- I will go through some of the Effect menu in section 5, but if you are satisfied with your selection and ringtone now you can save it. Click File and select Export Selection as MP3
- You can then select where to save the MP3 and what you would like to name it, don’t forget to put which person the ringtone is for.
- The next screen that may pop up is Edit the ID3 Tags, you can enter a title if you want but this is optional, hit the OK button.
- If this is the first time exporting an MP3, you will have to show Audacity where the Lame codec we downloaded earlier is on the hard drive. Here is the first window that pops up:
- Click Yes and it should take you to a file window to find the file, I suggested placing it in C:\Program Files\Audacity\libmp3lame-3.97
- Once you find it and select open it will start exporting and in a few seconds your ringtone will be made and ready to be transferred to your phone.
Transferring the Ringtone to Your Phone
Now the file should be moved to the phone via MicroSD card, USB, or Bluetooth. Selecting a ringtone on your phone varies by model, but it is usually done through Ringtone settings, or by selecting the ringtone for a contact or group of contacts.
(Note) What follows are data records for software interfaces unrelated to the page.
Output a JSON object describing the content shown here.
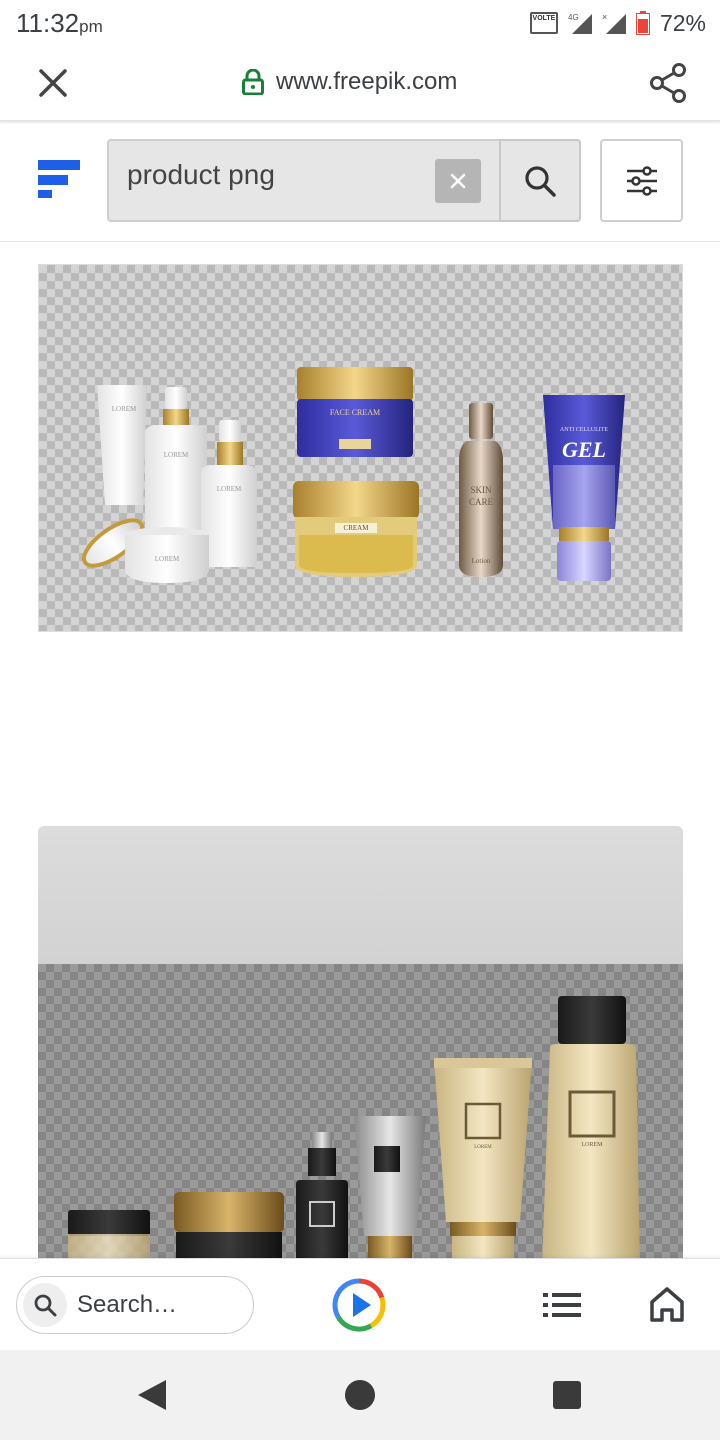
{
  "status_bar": {
    "time": "11:32",
    "ampm": "pm",
    "volte_label": "VOLTE",
    "network_label": "4G",
    "battery_percent": "72%",
    "battery_level": 0.72
  },
  "url_bar": {
    "url": "www.freepik.com",
    "icons": [
      "close-icon",
      "lock-icon",
      "share-icon"
    ]
  },
  "site_header": {
    "brand": "freepik",
    "search_query": "product png",
    "icons": [
      "clear-icon",
      "search-icon",
      "filter-sliders-icon"
    ]
  },
  "results": [
    {
      "type": "image",
      "background": "transparency-checker",
      "labels": {
        "face_cream": "FACE CREAM",
        "cream": "CREAM",
        "skin_care_1": "SKIN",
        "skin_care_2": "CARE",
        "lotion": "Lotion",
        "anti_cellulite": "ANTI CELLULITE",
        "gel": "GEL",
        "lorem": "LOREM"
      }
    },
    {
      "type": "image",
      "background": "transparency-checker",
      "labels": {
        "lorem": "LOREM"
      }
    }
  ],
  "bottom_toolbar": {
    "search_placeholder": "Search…",
    "icons": [
      "search-icon",
      "google-play-icon",
      "list-icon",
      "home-icon"
    ]
  },
  "nav_bar": {
    "icons": [
      "back-icon",
      "home-circle-icon",
      "recents-icon"
    ]
  },
  "colors": {
    "brand_blue": "#1e5fe8",
    "lock_green": "#188038"
  }
}
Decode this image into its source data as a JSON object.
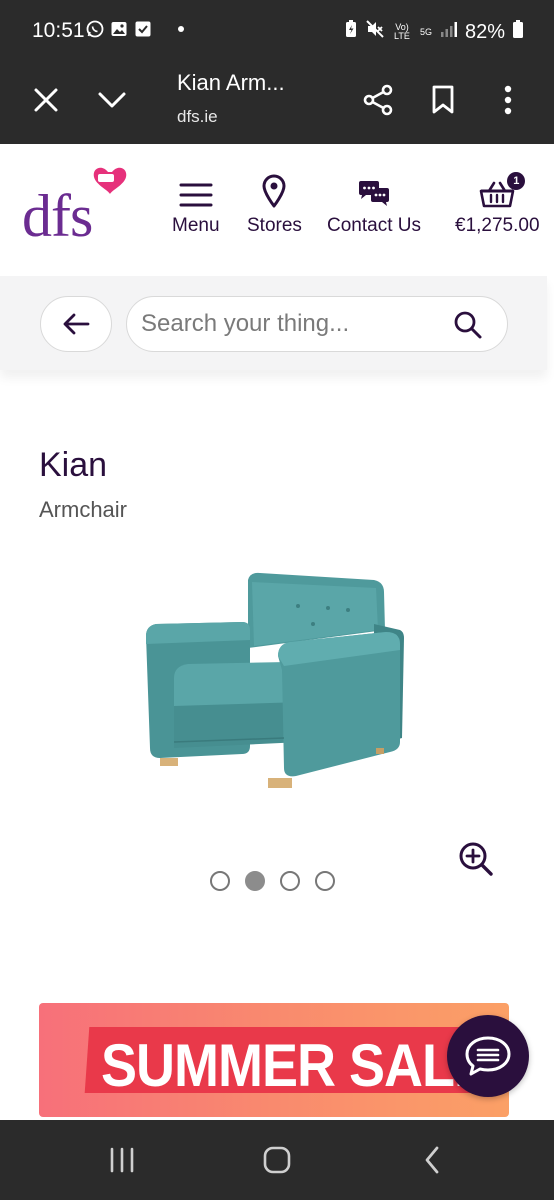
{
  "status_bar": {
    "time": "10:51",
    "icons_left": [
      "whatsapp-icon",
      "gallery-icon",
      "checkbox-icon",
      "dot-icon"
    ],
    "icons_right": [
      "battery-saver-icon",
      "mute-icon",
      "volte-icon",
      "5g-icon",
      "signal-icon",
      "battery-icon"
    ],
    "volte_label": "Vo) LTE",
    "network_label": "5G",
    "battery": "82%"
  },
  "browser": {
    "page_title": "Kian Arm...",
    "url": "dfs.ie",
    "icons": [
      "close-icon",
      "chevron-down-icon",
      "share-icon",
      "bookmark-icon",
      "more-icon"
    ]
  },
  "header": {
    "logo_text": "dfs",
    "nav": [
      {
        "label": "Menu",
        "icon": "hamburger-icon"
      },
      {
        "label": "Stores",
        "icon": "location-pin-icon"
      },
      {
        "label": "Contact Us",
        "icon": "chat-bubbles-icon"
      },
      {
        "label": "€1,275.00",
        "icon": "basket-icon"
      }
    ],
    "basket_count": "1"
  },
  "search": {
    "placeholder": "Search your thing...",
    "value": ""
  },
  "product": {
    "name": "Kian",
    "type": "Armchair",
    "gallery_total": 4,
    "gallery_active": 2
  },
  "promo": {
    "text": "SUMMER SALE"
  },
  "colors": {
    "brand_purple": "#2a0f3d",
    "logo_purple": "#6b2c91",
    "heart_pink": "#e6317b",
    "chair_teal": "#4f9a9c",
    "promo_red": "#e9394a",
    "chrome_dark": "#2b2b2b"
  }
}
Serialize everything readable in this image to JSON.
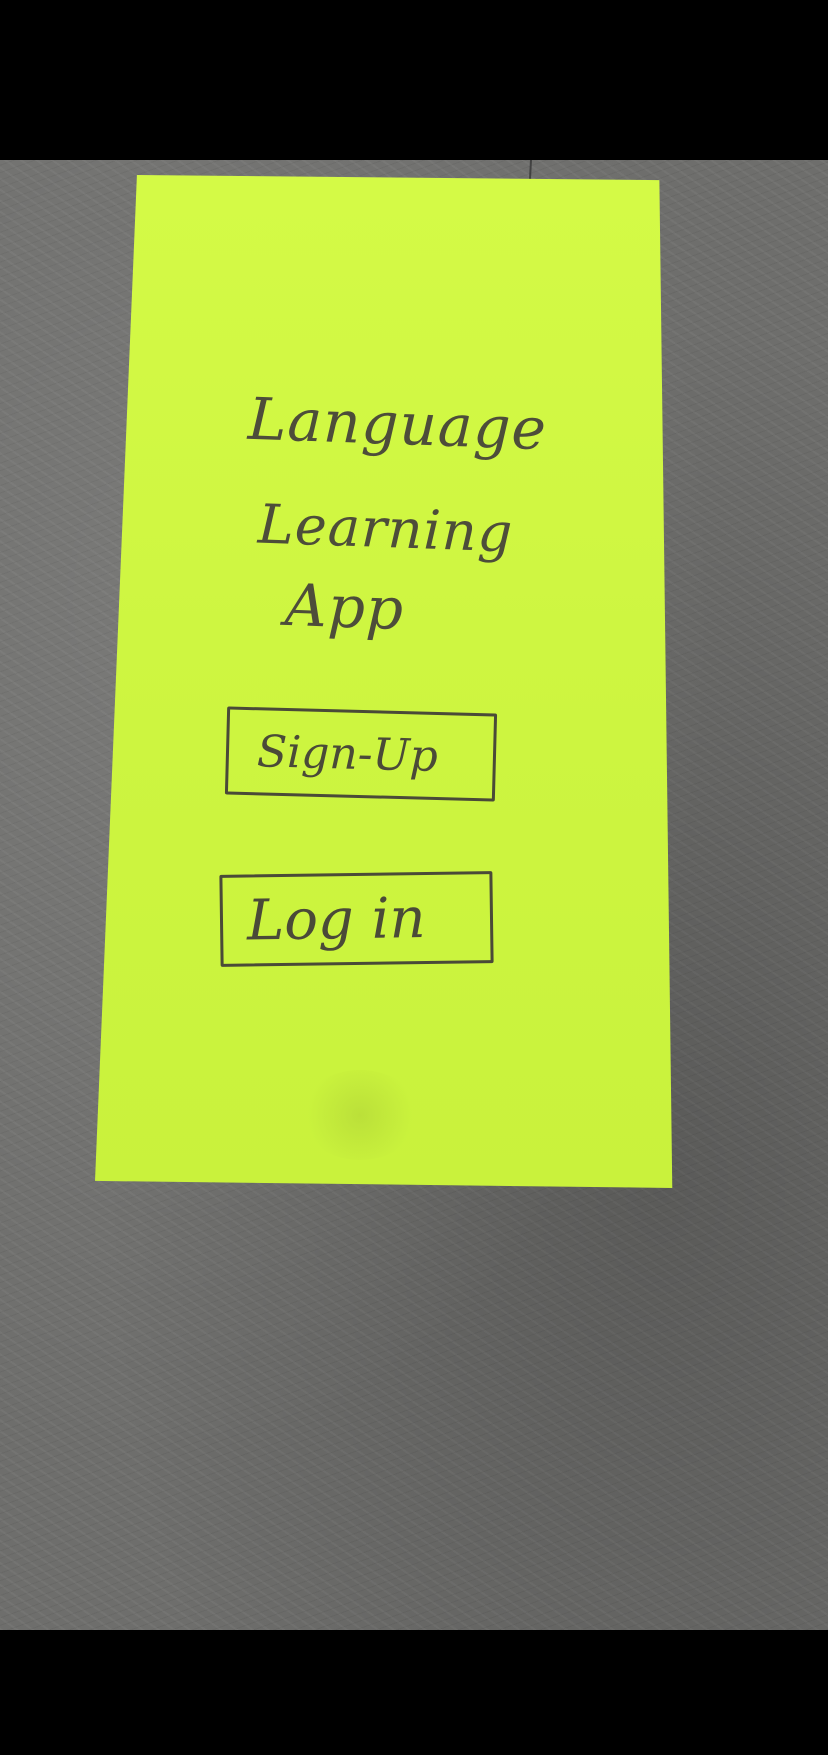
{
  "title": {
    "line1": "Language",
    "line2": "Learning",
    "line3": "App"
  },
  "buttons": {
    "signup_label": "Sign-Up",
    "login_label": "Log in"
  },
  "colors": {
    "note": "#ccf542",
    "ink": "#4a4a38",
    "surface": "#6e6e6c"
  }
}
Your phone may have a special ringtone, music, or media folder where your ringtone files need to be placed.
The Audacity Effects Menu
- If the ringtone turns out to be to soft or to loud click on the Effect menu and select the first item Amplify. Set it to a positive number to make it louder and a negative number to make it quieter, you may have to check the box next to Allow clipping when making it louder if the OK button is grayed out.
- When messing around with effects don’t forget you can undo effects with Undo under the Edit menu or by hitting Ctrl + Z.
- The next to effects to be discussed are Change Pitch and Change Speed these can be used together to make some very funny ringtones.
- Change Pitch will make the voice sound lower if you enter a negative number or higher for positive numbers, you can enter a number for either Semitones (Halfsteps): or Percent Change, there is also a slider underneath Percent Change you can move left or right.
- You can hear how it will sound with the preview button in the lower left corner of the Change Pitch window, the larger the percentage change the greater the effect will be.
- The Change Speed effect works similarly to speed up or slow down your track, under this menu you can enter a number for Percentage Change or use the slider located right underneath it, this effect also has a preview button.
- As you may notice, changing the Speed will also change the pitch, so if you want to sound normal but talk really fast or slow, change the speed and then change the pitch in the opposite direction. Here is a short table that lists what to do:
- The Echo effect can be fun to play around with, the Delay Time is how long the echo takes to start and the Decay Factor is how strong it is (keep this under 1, otherwise they will get louder).
- Reverse will make give you backwards-talking ringtones, if you have the time you can try recording yourself talking backwards and then reverse it. To get a preview of what to say, record it normal and reverse it (you may want to space your words and lower the speed). Once you have it memorized, record saying it backwards.
- You can also distort your ringtone with the Wahwah effect, there are a lot of sliders to play around with on this one, so try be sure to use the preview to see how any change affects your ringtone.
Note: There is also a Change Tempo effect to do fast or slow talking but I found this will distort voice recordings.
Advanced Ringtone Recording Options
If you record a lot of ringtones and your phone doesn’t have a lot of storage, you can make them a bit smaller by changing the Bit Rate. Click on the Edit menu on top and select Preferences, then click on the File Formats tab. Setting the Bit Rate to a lower number, such as 56, means it will take up less space on the phone or memory card, and since it will be playing out loud on the phone speaker the quality does not need to be perfect.
You can also do more advanced editing and have multiple tracks in Audacity. I felt it was a bit too much to cover here but they are not extremely difficult to figure out and there is also plenty of documentation on the Audacity website.